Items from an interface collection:

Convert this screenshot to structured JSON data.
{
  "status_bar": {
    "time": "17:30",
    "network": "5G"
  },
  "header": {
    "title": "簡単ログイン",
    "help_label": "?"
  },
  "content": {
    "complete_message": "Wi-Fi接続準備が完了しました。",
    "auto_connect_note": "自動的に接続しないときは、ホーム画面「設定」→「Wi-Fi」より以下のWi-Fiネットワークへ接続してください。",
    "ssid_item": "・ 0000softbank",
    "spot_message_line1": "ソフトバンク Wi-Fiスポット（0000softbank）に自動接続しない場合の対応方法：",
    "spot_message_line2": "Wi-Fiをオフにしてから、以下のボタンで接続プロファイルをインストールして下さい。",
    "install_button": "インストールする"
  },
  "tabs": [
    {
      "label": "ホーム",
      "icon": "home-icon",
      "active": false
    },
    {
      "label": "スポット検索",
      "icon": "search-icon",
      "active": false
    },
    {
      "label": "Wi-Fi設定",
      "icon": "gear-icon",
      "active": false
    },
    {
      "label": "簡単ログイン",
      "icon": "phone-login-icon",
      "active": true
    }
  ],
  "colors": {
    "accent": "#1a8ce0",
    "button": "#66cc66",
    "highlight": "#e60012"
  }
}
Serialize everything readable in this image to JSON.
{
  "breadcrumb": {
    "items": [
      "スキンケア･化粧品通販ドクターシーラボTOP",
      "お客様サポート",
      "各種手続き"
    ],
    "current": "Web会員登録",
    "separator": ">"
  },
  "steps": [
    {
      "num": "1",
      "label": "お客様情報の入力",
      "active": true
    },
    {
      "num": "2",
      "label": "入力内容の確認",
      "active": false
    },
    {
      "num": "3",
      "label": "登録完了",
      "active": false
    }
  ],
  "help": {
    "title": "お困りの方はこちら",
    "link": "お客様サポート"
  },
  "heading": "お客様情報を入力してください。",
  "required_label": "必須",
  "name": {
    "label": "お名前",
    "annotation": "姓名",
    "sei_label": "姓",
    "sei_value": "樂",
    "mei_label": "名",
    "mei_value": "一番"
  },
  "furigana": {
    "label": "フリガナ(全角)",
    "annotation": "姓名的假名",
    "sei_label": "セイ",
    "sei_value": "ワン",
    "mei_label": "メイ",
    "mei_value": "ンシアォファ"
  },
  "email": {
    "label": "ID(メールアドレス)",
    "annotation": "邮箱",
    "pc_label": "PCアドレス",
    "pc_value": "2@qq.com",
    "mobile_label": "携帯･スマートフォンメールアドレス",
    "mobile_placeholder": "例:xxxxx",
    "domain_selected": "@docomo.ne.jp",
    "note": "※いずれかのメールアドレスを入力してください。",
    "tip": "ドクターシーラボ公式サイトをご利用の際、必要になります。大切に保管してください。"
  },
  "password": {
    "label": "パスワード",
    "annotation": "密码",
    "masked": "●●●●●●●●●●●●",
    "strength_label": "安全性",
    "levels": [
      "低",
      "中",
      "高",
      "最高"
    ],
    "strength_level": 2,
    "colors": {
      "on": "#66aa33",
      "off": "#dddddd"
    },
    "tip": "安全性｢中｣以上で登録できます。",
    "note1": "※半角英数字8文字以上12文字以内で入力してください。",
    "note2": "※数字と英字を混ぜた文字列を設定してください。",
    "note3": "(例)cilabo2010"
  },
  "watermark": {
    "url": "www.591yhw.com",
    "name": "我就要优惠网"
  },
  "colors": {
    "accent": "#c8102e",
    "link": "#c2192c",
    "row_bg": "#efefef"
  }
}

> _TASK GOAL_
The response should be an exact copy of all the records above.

> _TASK SOLUTION_
Convert this screenshot to structured JSON data.
{
  "status_bar": {
    "time": "17:30",
    "network": "5G"
  },
  "header": {
    "title": "簡単ログイン",
    "help_label": "?"
  },
  "content": {
    "complete_message": "Wi-Fi接続準備が完了しました。",
    "auto_connect_note": "自動的に接続しないときは、ホーム画面「設定」→「Wi-Fi」より以下のWi-Fiネットワークへ接続してください。",
    "ssid_item": "・ 0000softbank",
    "spot_message_line1": "ソフトバンク Wi-Fiスポット（0000softbank）に自動接続しない場合の対応方法：",
    "spot_message_line2": "Wi-Fiをオフにしてから、以下のボタンで接続プロファイルをインストールして下さい。",
    "install_button": "インストールする"
  },
  "tabs": [
    {
      "label": "ホーム",
      "icon": "home-icon",
      "active": false
    },
    {
      "label": "スポット検索",
      "icon": "search-icon",
      "active": false
    },
    {
      "label": "Wi-Fi設定",
      "icon": "gear-icon",
      "active": false
    },
    {
      "label": "簡単ログイン",
      "icon": "phone-login-icon",
      "active": true
    }
  ],
  "colors": {
    "accent": "#1a8ce0",
    "button": "#66cc66",
    "highlight": "#e60012"
  }
}
Serialize everything readable in this image to JSON.
{
  "breadcrumb": {
    "items": [
      "スキンケア･化粧品通販ドクターシーラボTOP",
      "お客様サポート",
      "各種手続き"
    ],
    "current": "Web会員登録",
    "separator": ">"
  },
  "steps": [
    {
      "num": "1",
      "label": "お客様情報の入力",
      "active": true
    },
    {
      "num": "2",
      "label": "入力内容の確認",
      "active": false
    },
    {
      "num": "3",
      "label": "登録完了",
      "active": false
    }
  ],
  "help": {
    "title": "お困りの方はこちら",
    "link": "お客様サポート"
  },
  "heading": "お客様情報を入力してください。",
  "required_label": "必須",
  "name": {
    "label": "お名前",
    "annotation": "姓名",
    "sei_label": "姓",
    "sei_value": "樂",
    "mei_label": "名",
    "mei_value": "一番"
  },
  "furigana": {
    "label": "フリガナ(全角)",
    "annotation": "姓名的假名",
    "sei_label": "セイ",
    "sei_value": "ワン",
    "mei_label": "メイ",
    "mei_value": "ンシアォファ"
  },
  "email": {
    "label": "ID(メールアドレス)",
    "annotation": "邮箱",
    "pc_label": "PCアドレス",
    "pc_value": "2@qq.com",
    "mobile_label": "携帯･スマートフォンメールアドレス",
    "mobile_placeholder": "例:xxxxx",
    "domain_selected": "@docomo.ne.jp",
    "note": "※いずれかのメールアドレスを入力してください。",
    "tip": "ドクターシーラボ公式サイトをご利用の際、必要になります。大切に保管してください。"
  },
  "password": {
    "label": "パスワード",
    "annotation": "密码",
    "masked": "●●●●●●●●●●●●",
    "strength_label": "安全性",
    "levels": [
      "低",
      "中",
      "高",
      "最高"
    ],
    "strength_level": 2,
    "colors": {
      "on": "#66aa33",
      "off": "#dddddd"
    },
    "tip": "安全性｢中｣以上で登録できます。",
    "note1": "※半角英数字8文字以上12文字以内で入力してください。",
    "note2": "※数字と英字を混ぜた文字列を設定してください。",
    "note3": "(例)cilabo2010"
  },
  "watermark": {
    "url": "www.591yhw.com",
    "name": "我就要优惠网"
  },
  "colors": {
    "accent": "#c8102e",
    "link": "#c2192c",
    "row_bg": "#efefef"
  }
}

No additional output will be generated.